_Try it_
From the entries below, copy out every line with "expanded" in it.

============================================================

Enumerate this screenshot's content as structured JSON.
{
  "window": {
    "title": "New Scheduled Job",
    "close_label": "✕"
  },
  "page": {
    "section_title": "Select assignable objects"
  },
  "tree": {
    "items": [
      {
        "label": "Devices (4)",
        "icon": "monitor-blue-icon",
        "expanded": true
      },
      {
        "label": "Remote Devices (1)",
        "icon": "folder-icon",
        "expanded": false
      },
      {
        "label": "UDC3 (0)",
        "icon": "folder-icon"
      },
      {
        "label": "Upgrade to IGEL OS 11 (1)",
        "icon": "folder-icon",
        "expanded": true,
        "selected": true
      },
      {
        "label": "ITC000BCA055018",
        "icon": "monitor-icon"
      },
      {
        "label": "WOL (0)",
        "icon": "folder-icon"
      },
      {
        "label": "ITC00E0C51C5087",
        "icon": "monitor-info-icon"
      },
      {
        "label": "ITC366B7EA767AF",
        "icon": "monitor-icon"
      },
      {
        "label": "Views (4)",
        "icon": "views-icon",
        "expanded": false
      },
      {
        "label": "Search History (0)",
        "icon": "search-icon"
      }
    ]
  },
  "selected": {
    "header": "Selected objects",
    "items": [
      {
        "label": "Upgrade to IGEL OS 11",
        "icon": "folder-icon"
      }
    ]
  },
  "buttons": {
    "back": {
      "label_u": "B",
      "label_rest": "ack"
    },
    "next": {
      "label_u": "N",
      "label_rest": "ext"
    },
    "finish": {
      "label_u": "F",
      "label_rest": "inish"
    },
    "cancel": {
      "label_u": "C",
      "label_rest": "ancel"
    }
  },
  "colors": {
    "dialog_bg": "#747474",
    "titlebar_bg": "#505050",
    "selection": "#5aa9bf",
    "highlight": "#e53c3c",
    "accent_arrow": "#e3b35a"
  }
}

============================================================

_Task output_
        "expanded": true
        "expanded": false
        "expanded": true,
        "expanded": false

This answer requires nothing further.